He had no difficulty shifting his weight. He interrupted two short passes from Lance and another from Darnold and otherwise appeared to be all over the pitch. Oliver wears number 22, the same number Carlos Rogers – who was a nickel cornerback – had when he was in San Francisco ten years ago.
• Although Oliver was prolific, the best defensive play came from rookie cornerback Darrell Luter Jr. The fifth-round pick looked like a step behind Gray when Darnold uncorked a through pass on the sideline . But he caught the play and knocked the ball down, prompting his defensive teammates to run out from the touchline to congratulate him.
• Ward not training, Deommodore Lenoir and Samuel Womack III were first-team cornerbacks. Luter and Ambry Thomas worked with the second unit. With Hufanga out, Tashaun Gipson Sr. and George Odum were the first-string safeties with first draft pick Ji’Ayir Brown and Tayler Hawkins working with the second group. Another defensive back, Qwuantrezz Knight, had his hand in a cast and did not practice.
• Two other rookies stood out on Tuesday: seventh-round picks Brayden Willis and Ronnie Bell. Willis had a nice one-handed hitch from a Darnold fastball in midfield. Bell, meanwhile, was the most prolific receiver on the day, just as he was at the 49ers’ rookie minicamp earlier this month. It’s the very beginning of the spring season, of course, and it’s impossible to make any real assessments. But suffice it to say that Bell is off to a good start.
• In Williams’ absence, Jaylon Moore lined up at left tackle with the first team. Colton McKivitz, as expected, is the new starting right tackle, taking over from Mike McGlinchey, who signed with the Broncos in the offseason.
• Two defensive line starters, Bosa and Hargrave, were absent. Their starting spots were taken by Drake Jackson and Javon Kinlaw, respectively. Jackson looks more muscular, especially in his upper body, than he did a year ago. Kinlaw, meanwhile, looks slimmer and is starting to resemble his tall, linear teammate Arik Armstead in terms of build.

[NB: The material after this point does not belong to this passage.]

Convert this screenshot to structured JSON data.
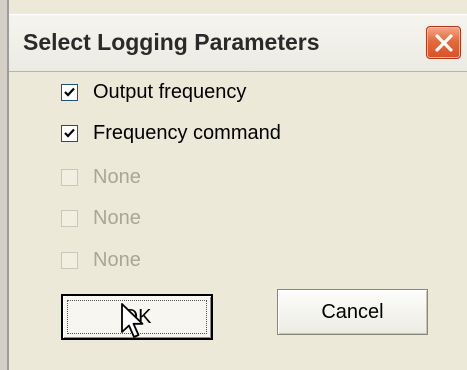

• Finally, here’s what happened in the 49ers kicking battle: Rookie Jake Moody and veteran Zane Gonzalez got four attempts, the last about 50 yards from the right sharp into the wind. Both made their first three attempts… but missed the fourth wide left.
(Top photo by Trey Lance on Tuesday: Godofredo A. Vásquez/Associated Press)